Olive Bernard is bringing the complexity of life to our ears in her EP Pretty Easy. Touching on the emotional intricacies of sex, femininity and power imbalance in toxic relationships, the EP draws on Bernard’s understanding of herself and relationships under a male gaze. With a touch of sarcasm and a lot of pain, the EP discusses a range of topics and themes that are often overlooked.
While the EP is quite personal, the themes all have a universality to them that is easy to relate to. Drawing on influences including early Frankie Cosmos, Elliott Smith and Liz Phair, she blends pop and folk for an intimate story. Capturing her mentality after a big breakup, Bernard offers insight and catharsis.
The EP opens with ‘Neck’ which has a delightful softness to the melody. Bernard’s vocals are a light layer that rests over your skin like a gentle fog. The easy flow of the music and vocals are an amazing contrast to the lyrics of the track. Detailed in the lyrics is a rather unhealthy relationship that is packed with co-dependency, a light touch of obsession and an interesting understanding that the relationship might not be healthy. It is a rather intriguing start to the EP that sets a curious tone for the rest of the songs.
‘Kitchen Knife’ continues the look at an unhealthy relationship. The melody is earthier than the opening track with an intimacy that is very different to the airiness of ‘Neck’. The beats have your foot tapping to them while the acoustic guitar draws you into the flow of the music. There is a lovely tapestry of contrasts in this song that perfectly captures the emotions that wash through you after a breakup. There is the pain of loss which is tempered by the delight of reconnecting with parts of yourself. The earthiness of the melody helps the lyrics and vocals pull you close while opening your eyes to the possibilities that come after a breakup.

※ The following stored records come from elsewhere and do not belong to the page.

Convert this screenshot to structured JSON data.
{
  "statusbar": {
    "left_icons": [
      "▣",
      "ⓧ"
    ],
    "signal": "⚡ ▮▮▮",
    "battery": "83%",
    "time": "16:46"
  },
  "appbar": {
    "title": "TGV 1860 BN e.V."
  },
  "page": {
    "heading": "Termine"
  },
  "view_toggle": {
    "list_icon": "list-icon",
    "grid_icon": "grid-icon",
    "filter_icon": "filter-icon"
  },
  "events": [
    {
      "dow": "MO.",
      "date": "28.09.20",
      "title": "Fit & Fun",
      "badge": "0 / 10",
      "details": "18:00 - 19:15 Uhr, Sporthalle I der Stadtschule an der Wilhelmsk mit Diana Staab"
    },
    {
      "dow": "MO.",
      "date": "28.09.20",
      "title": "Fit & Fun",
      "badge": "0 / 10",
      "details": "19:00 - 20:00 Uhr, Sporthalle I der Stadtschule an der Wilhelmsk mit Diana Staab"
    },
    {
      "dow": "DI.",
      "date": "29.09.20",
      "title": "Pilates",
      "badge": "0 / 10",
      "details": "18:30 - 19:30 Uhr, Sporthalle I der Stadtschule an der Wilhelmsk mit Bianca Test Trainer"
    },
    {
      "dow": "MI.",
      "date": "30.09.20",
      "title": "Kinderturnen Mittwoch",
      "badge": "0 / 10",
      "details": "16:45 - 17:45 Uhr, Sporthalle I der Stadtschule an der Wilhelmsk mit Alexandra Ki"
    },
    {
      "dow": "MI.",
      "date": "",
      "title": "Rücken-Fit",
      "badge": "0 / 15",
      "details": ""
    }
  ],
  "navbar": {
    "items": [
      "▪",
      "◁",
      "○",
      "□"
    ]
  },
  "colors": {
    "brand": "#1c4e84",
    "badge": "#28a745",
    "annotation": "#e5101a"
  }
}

The strumming opening of ‘Just a Body’ brings back the haziness of the opening but the light twinkling tones in the higher levels adds a unique thread. This song has a dreamier feeling to it and has you picturing thinking at a kitchen table while the sun streams in. There is a fair amount of melancholy wrapped into the vocal performance that brings the sadness of the lyrics to life. Through the single, you are filled with the sense of being invisible as a person while understanding that this is happening and needing to make a change.

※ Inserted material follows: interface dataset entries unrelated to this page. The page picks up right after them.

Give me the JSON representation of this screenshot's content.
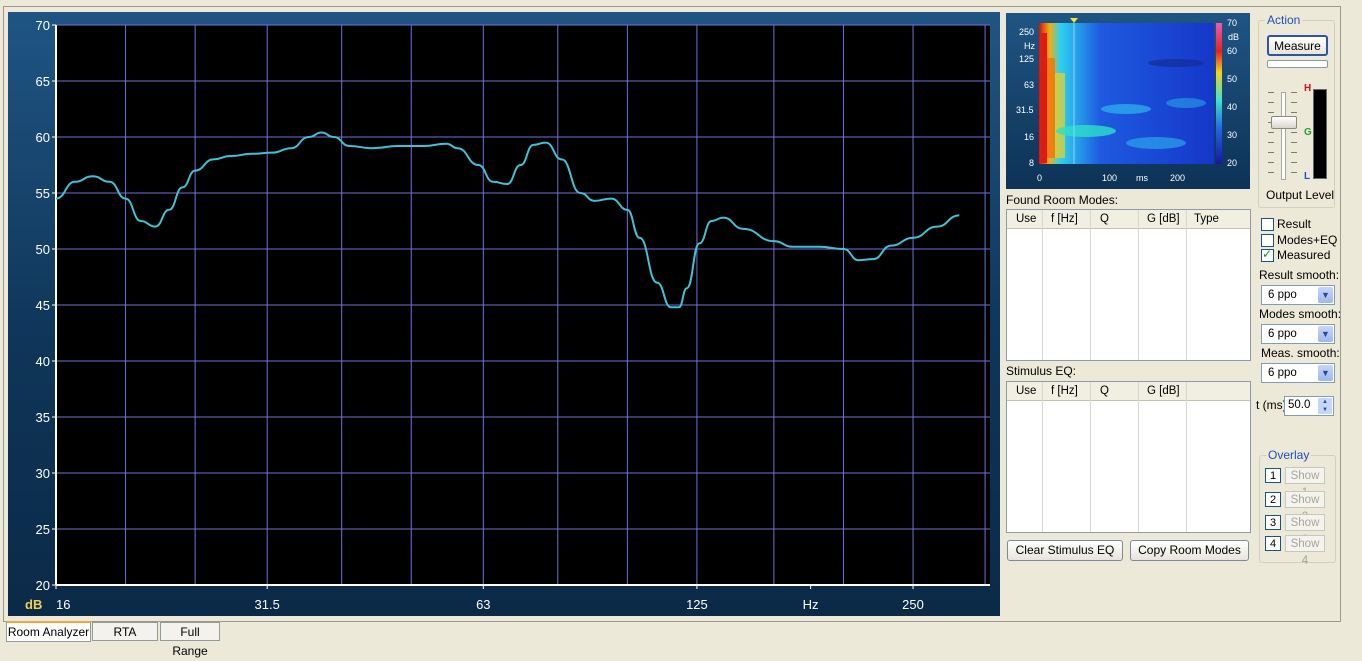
{
  "chart_data": {
    "type": "line",
    "x_scale": "log",
    "ylabel": "dB",
    "xlabel": "Hz",
    "ylim": [
      20,
      70
    ],
    "xlim": [
      16,
      320
    ],
    "y_ticks": [
      20,
      25,
      30,
      35,
      40,
      45,
      50,
      55,
      60,
      65,
      70
    ],
    "x_ticks": [
      {
        "label": "16",
        "value": 16
      },
      {
        "label": "31.5",
        "value": 31.5
      },
      {
        "label": "63",
        "value": 63
      },
      {
        "label": "125",
        "value": 125
      },
      {
        "label": "Hz",
        "value": 180
      },
      {
        "label": "250",
        "value": 250
      }
    ],
    "grid": true,
    "series": [
      {
        "color": "#3fc1d6",
        "points": [
          [
            16,
            54.5
          ],
          [
            17,
            56.0
          ],
          [
            18,
            56.5
          ],
          [
            19,
            56.0
          ],
          [
            20,
            54.5
          ],
          [
            21,
            52.5
          ],
          [
            22,
            52.0
          ],
          [
            23,
            53.5
          ],
          [
            24,
            55.5
          ],
          [
            25,
            57.0
          ],
          [
            26.5,
            58.0
          ],
          [
            28,
            58.3
          ],
          [
            30,
            58.5
          ],
          [
            32,
            58.6
          ],
          [
            34,
            59.0
          ],
          [
            36,
            60.0
          ],
          [
            37.5,
            60.4
          ],
          [
            39,
            60.0
          ],
          [
            41,
            59.2
          ],
          [
            44,
            59.0
          ],
          [
            48,
            59.2
          ],
          [
            52,
            59.2
          ],
          [
            56,
            59.4
          ],
          [
            58,
            59.0
          ],
          [
            62,
            57.5
          ],
          [
            65,
            56.0
          ],
          [
            68,
            55.8
          ],
          [
            71,
            57.5
          ],
          [
            74,
            59.3
          ],
          [
            77,
            59.5
          ],
          [
            81,
            58.0
          ],
          [
            86,
            55.0
          ],
          [
            90,
            54.3
          ],
          [
            95,
            54.5
          ],
          [
            100,
            53.5
          ],
          [
            104,
            51.0
          ],
          [
            110,
            47.0
          ],
          [
            115,
            44.8
          ],
          [
            118,
            44.8
          ],
          [
            121,
            46.5
          ],
          [
            126,
            50.5
          ],
          [
            131,
            52.5
          ],
          [
            136,
            52.8
          ],
          [
            145,
            51.8
          ],
          [
            160,
            50.7
          ],
          [
            170,
            50.2
          ],
          [
            185,
            50.2
          ],
          [
            200,
            50.0
          ],
          [
            210,
            49.0
          ],
          [
            220,
            49.1
          ],
          [
            233,
            50.3
          ],
          [
            250,
            51.0
          ],
          [
            270,
            52.0
          ],
          [
            290,
            53.0
          ]
        ]
      }
    ],
    "y_unit_label": "dB"
  },
  "spectrogram": {
    "y_ticks": [
      "250",
      "125",
      "63",
      "31.5",
      "16",
      "8"
    ],
    "y_unit": "Hz",
    "x_ticks": [
      "0",
      "100",
      "200"
    ],
    "x_unit": "ms",
    "scale_ticks": [
      "70",
      "60",
      "50",
      "40",
      "30",
      "20"
    ],
    "scale_unit": "dB"
  },
  "found_room_modes": {
    "title": "Found Room Modes:",
    "columns": [
      "Use",
      "f [Hz]",
      "Q",
      "G [dB]",
      "Type"
    ]
  },
  "stimulus_eq": {
    "title": "Stimulus EQ:",
    "columns": [
      "Use",
      "f [Hz]",
      "Q",
      "G [dB]"
    ]
  },
  "buttons": {
    "clear_stimulus": "Clear Stimulus EQ",
    "copy_room_modes": "Copy Room Modes",
    "measure": "Measure"
  },
  "action": {
    "title": "Action",
    "output_level": "Output Level",
    "meter_labels": [
      "H",
      "G",
      "L"
    ]
  },
  "checks": [
    {
      "label": "Result",
      "checked": false
    },
    {
      "label": "Modes+EQ",
      "checked": false
    },
    {
      "label": "Measured",
      "checked": true
    }
  ],
  "smoothing": {
    "result_label": "Result smooth:",
    "result_value": "6 ppo",
    "modes_label": "Modes smooth:",
    "modes_value": "6 ppo",
    "meas_label": "Meas. smooth:",
    "meas_value": "6 ppo",
    "t_label": "t (ms)",
    "t_value": "50.0"
  },
  "overlay": {
    "title": "Overlay",
    "items": [
      {
        "num": "1",
        "label": "Show 1"
      },
      {
        "num": "2",
        "label": "Show 2"
      },
      {
        "num": "3",
        "label": "Show 3"
      },
      {
        "num": "4",
        "label": "Show 4"
      }
    ]
  },
  "tabs": [
    "Room Analyzer",
    "RTA",
    "Full Range"
  ]
}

’96 Lbs’ has a serious emotional hit from the first moments as it delves into the emotional complexities of sex. There is an interplay between bliss and cutting despair that is so poignant. Through Bernard’s vocals, you are inundated with all the emotions of the track from a yearning for love to the doubt over what another person is saying. The emotional hits are a mixed bag and you never quite know what is going to knock you over next. This is actually perfect when coupled with the lyrics of the track.
The title track ‘Pretty Easy’ brings a new vibe to the EP while Bernard’s vocals continue their gossamer flow. There is something a little sarcastic resting in the sadness of the track. There is a bit of self-deprecation in the song that makes it a whole lot sadder. This is wrapped around confusion over the actions of another that a lot of people are able to connect with. The strummed acoustic guitar in the melody has you floating while getting lost in the lyrics and vocals.

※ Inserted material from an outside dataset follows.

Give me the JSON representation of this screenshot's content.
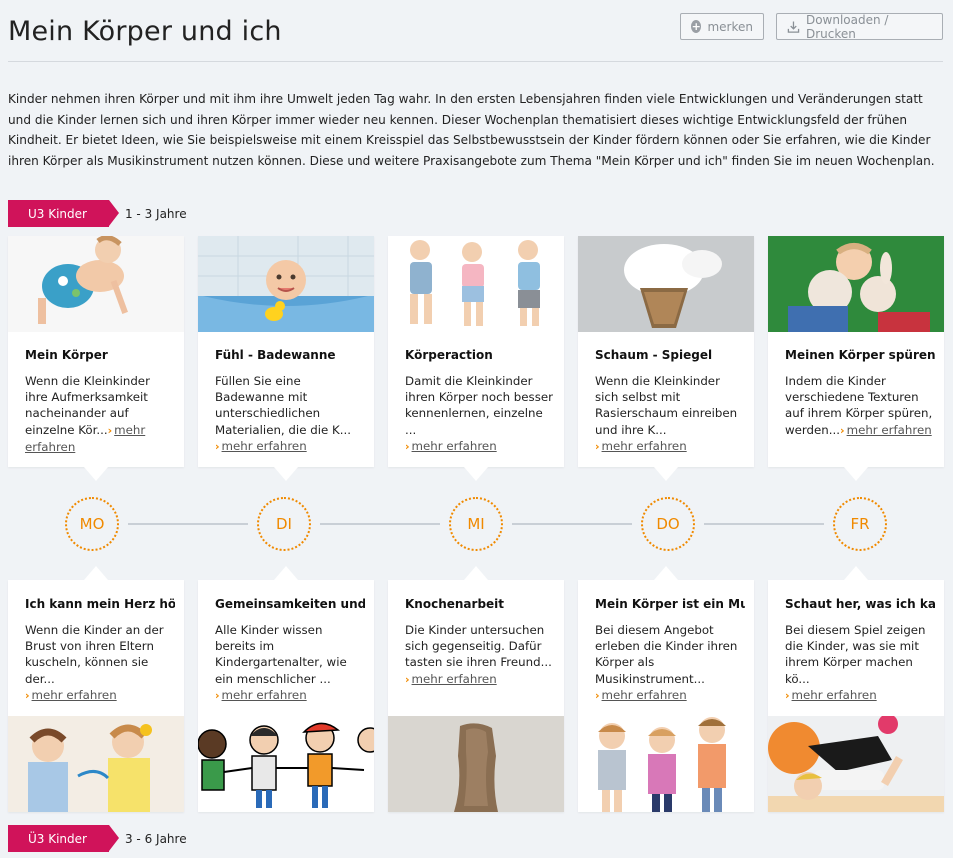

The EP comes to a close with ‘Before Bed’ that has the most expansive feeling out of the tracks. There is something about the swelling in the melody that makes you think of wide expanses that reach far beyond the horizon. Through the poetry of the lyrics, you are faced with a rather sad ending to the story of the EP. There is a depressing resignation to bad treatment in a relationship in the track that really weighs on our heart.
Olive Bernard has you walking the line of melancholic acceptance and brighter potential in the tracks of Pretty Easy. Through each track, she has you looking at the emotions of a toxic relationship and weighing the negative impacts against the loss of leaving. A wonderful introspective, the EP has you soaking in the emotions of the single while connecting with them on a deep level.